§ **Work item**: Please return, word for word, the line containing "Decode this image" and each line after it through the end of the data below, and nothing else.
- - - - - - -
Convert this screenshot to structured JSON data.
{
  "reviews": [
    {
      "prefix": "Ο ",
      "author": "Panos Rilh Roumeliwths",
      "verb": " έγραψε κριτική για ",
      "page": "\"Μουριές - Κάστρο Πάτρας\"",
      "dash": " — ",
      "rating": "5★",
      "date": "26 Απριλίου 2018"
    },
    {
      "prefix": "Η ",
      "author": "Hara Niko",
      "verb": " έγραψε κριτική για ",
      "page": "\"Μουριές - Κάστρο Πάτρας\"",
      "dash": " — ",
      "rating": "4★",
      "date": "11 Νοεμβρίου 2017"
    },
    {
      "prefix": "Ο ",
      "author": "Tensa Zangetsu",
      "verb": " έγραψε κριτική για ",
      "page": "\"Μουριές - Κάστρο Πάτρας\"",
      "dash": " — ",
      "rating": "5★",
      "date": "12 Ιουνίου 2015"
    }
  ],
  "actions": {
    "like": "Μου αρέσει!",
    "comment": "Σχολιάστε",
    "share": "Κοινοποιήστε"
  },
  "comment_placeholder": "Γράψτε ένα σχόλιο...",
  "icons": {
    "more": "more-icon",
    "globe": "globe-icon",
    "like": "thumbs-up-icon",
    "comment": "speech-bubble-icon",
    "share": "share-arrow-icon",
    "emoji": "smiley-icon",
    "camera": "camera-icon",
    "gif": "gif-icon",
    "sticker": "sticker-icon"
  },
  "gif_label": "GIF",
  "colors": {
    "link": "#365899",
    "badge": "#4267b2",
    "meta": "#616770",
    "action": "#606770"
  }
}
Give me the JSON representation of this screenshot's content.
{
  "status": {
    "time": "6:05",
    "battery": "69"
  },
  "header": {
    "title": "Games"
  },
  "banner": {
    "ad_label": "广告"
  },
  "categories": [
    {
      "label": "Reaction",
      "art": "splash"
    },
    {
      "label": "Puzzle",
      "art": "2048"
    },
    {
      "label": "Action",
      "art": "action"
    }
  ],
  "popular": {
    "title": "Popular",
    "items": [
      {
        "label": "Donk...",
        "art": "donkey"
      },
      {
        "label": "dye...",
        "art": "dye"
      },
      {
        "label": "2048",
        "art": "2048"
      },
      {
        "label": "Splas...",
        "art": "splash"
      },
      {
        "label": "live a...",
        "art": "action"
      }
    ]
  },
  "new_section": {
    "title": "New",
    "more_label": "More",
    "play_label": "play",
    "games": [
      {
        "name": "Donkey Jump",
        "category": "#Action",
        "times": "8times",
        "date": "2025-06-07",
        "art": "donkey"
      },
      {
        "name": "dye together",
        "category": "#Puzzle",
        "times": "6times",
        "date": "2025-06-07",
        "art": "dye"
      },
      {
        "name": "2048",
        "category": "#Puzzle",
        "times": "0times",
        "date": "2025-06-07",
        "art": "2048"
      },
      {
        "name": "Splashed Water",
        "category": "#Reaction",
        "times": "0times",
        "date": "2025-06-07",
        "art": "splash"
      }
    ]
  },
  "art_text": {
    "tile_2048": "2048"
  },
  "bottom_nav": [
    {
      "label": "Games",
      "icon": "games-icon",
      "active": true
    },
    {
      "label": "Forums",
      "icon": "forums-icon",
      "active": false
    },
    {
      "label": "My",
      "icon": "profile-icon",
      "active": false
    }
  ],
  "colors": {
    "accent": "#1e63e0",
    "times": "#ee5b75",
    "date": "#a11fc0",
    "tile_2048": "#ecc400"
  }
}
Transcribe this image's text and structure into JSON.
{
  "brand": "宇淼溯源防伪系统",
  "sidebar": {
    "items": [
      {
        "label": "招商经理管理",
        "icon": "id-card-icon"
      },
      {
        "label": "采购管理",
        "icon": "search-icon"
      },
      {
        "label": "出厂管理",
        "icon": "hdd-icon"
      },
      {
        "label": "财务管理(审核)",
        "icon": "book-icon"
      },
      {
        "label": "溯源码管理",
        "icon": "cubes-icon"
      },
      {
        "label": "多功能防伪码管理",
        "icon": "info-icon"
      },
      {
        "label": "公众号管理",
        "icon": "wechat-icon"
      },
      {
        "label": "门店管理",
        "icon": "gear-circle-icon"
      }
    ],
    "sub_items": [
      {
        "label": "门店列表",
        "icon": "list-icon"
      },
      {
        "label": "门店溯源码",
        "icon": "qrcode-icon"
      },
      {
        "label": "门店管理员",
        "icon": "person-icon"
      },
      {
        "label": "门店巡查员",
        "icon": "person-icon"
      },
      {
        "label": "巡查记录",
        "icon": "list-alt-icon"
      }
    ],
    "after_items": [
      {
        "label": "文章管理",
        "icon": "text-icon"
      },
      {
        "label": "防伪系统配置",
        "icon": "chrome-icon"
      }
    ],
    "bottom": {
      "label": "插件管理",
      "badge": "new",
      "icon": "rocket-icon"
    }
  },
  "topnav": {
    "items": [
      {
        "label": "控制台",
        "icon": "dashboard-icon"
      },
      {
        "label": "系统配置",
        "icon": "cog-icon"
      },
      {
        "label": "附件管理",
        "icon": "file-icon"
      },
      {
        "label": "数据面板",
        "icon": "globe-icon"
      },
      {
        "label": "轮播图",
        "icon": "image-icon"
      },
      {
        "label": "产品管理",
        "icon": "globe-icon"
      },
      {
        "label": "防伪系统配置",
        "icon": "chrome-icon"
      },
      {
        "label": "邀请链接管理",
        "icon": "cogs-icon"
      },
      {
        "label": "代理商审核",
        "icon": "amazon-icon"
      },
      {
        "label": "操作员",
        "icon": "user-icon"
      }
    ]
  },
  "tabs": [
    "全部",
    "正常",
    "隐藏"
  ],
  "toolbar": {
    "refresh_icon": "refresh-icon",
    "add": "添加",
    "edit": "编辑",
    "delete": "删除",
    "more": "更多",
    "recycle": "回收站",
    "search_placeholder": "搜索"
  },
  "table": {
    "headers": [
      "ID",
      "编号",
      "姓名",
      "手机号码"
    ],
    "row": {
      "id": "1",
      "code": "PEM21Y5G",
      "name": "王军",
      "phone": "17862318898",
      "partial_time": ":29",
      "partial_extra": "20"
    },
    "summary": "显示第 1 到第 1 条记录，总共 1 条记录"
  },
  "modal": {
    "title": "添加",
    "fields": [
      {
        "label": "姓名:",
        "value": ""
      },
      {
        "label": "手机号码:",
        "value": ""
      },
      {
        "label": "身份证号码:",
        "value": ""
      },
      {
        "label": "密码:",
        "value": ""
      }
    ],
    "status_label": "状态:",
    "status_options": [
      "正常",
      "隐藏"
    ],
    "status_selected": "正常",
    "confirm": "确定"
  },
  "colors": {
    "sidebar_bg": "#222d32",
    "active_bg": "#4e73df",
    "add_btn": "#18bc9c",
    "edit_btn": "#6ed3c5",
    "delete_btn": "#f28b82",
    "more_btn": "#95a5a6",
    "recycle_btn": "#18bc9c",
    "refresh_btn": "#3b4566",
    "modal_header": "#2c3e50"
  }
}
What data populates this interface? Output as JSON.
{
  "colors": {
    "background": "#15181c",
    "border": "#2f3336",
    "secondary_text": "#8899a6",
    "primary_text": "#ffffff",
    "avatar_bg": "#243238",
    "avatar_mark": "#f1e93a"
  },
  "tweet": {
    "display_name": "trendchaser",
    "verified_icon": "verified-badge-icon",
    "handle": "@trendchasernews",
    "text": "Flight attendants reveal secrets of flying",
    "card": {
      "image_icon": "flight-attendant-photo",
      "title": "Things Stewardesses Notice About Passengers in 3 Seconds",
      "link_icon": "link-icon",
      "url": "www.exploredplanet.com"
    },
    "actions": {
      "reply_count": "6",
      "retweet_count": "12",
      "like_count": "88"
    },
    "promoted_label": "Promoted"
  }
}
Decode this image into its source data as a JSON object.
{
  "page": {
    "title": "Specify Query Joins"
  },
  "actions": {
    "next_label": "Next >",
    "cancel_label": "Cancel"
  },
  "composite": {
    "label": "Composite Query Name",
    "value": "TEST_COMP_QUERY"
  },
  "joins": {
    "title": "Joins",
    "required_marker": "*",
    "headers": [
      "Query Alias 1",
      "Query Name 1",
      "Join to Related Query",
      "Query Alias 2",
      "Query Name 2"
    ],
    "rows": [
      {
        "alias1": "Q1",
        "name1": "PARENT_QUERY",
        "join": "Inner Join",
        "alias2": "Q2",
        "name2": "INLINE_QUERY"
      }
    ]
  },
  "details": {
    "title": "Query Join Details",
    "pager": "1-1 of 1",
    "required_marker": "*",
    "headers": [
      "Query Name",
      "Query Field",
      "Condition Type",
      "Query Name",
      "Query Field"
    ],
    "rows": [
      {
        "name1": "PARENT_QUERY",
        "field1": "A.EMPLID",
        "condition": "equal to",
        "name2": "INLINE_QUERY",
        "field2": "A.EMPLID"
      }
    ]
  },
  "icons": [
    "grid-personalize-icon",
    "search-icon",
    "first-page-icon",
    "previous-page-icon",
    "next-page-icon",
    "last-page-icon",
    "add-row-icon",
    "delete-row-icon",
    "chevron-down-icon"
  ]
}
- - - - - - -
§ **Output**:
Decode this image into its source data as a JSON object.
{
  "page": {
    "title": "Specify Query Joins"
  },
  "actions": {
    "next_label": "Next >",
    "cancel_label": "Cancel"
  },
  "composite": {
    "label": "Composite Query Name",
    "value": "TEST_COMP_QUERY"
  },
  "joins": {
    "title": "Joins",
    "required_marker": "*",
    "headers": [
      "Query Alias 1",
      "Query Name 1",
      "Join to Related Query",
      "Query Alias 2",
      "Query Name 2"
    ],
    "rows": [
      {
        "alias1": "Q1",
        "name1": "PARENT_QUERY",
        "join": "Inner Join",
        "alias2": "Q2",
        "name2": "INLINE_QUERY"
      }
    ]
  },
  "details": {
    "title": "Query Join Details",
    "pager": "1-1 of 1",
    "required_marker": "*",
    "headers": [
      "Query Name",
      "Query Field",
      "Condition Type",
      "Query Name",
      "Query Field"
    ],
    "rows": [
      {
        "name1": "PARENT_QUERY",
        "field1": "A.EMPLID",
        "condition": "equal to",
        "name2": "INLINE_QUERY",
        "field2": "A.EMPLID"
      }
    ]
  },
  "icons": [
    "grid-personalize-icon",
    "search-icon",
    "first-page-icon",
    "previous-page-icon",
    "next-page-icon",
    "last-page-icon",
    "add-row-icon",
    "delete-row-icon",
    "chevron-down-icon"
  ]
}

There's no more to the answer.